But whatever one thinks of that, let’s go back to Nancy’s quote above, because it’s mirrored in a lot of the discussions over the past several weeks. While I think the suggestion is that it’s the Western hegemony that is at issue, and thus it’s a certain Western responsibility that is at stake, the gist is that these revolts are addressed to the US/Europe, which is demonstrably not true. Or rather, reducing this simply to a problem of Western hegemony risks signifying this wholly as “for us” to deal with, which merely replicates the logic Said identified long ago in Orientalism, where Arab history is always “also” one given to and from the Arab in a geographic historical circle whose locus is in Europe.

Jean-Luc Nancy on “Ce que les peuples arabes nous signifient”

From Libération: [ADDENDUM: I found an English translation here.]

Les peuples arabes sont en train de nous signifier que la résistance et la révolte sont à nouveau au rendez-vous, et que l’histoire avance au-delà de l’Histoire. Ils le font, comme de juste, avec tous les bons et les mal-heurs de ces entreprises. Tout au moins ont-ils fait surgir un signal irréversible et dont on peut espérer quelques effets à travers l’Afrique et sur l’odieuse perpétuation du drame de l’ancien pays de Canaan. En un des lieux où on attendait le moins que cette révolte prenne, un chef de bande (officiellement, d’Etat) l’écrase, prêt à liquider tout ce qu’il faudra de son supposé peuple.

Les belles âmes de gauche et les fines bouches en stratégie de droite ont beau jeu de soupirer ou de protester, que ce soit en Europe ou dans les pays arabes : il faut savoir dans quel monde nous sommes. Nous ne sommes justement plus simplement dans le monde de l’Occident arrogant, sûr de lui et impérialiste. Oh ! ce n’est pas qu’il se soit acheté une conduite, le pauvre «Occident» : il est simplement en train de fondre de la fusion où s’engendre un autre monde, sans lever ni coucher de soleil, un monde où il fait jour et nuit partout en même temps et où il faut réinventer le vivre ensemble et d’abord le vivre tout court.


Society and Space News

1. The second issue of 2011 is available here. Here’s Stuart Elden’s description:

It includes commentaries on aid in Pakistan and the situation of the Roma people in Europe; a translation of Pierre Macherey with an introduction by the translator Susan Ruddick; and a discussion on gender and environment. There are papers on the conversion of a nuclear weapons plant to a national wildlife refuge; on fieldwork practice during the early Cold War; the ‘war on terror’; the EU and the east; recreational angling; and airport departures. There is also a review essay on recent works by Bonnie Honig and Judith Butler, and a range of book reviews.
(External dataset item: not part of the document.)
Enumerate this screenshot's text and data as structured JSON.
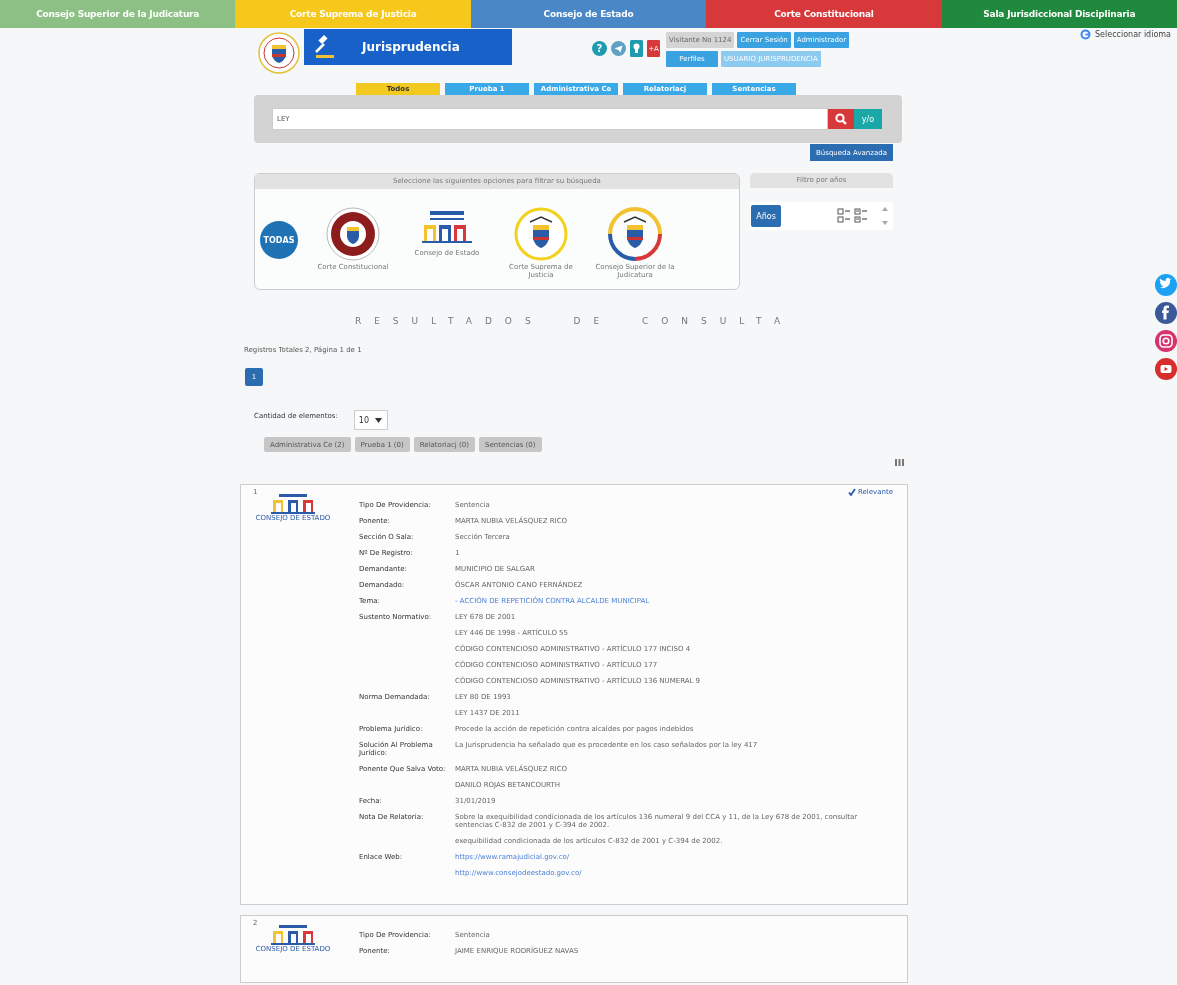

2. As Stuart Elden notes here, there is a new Society and Space blog here, so please bookmark it. And the Facebook page for those using that is here.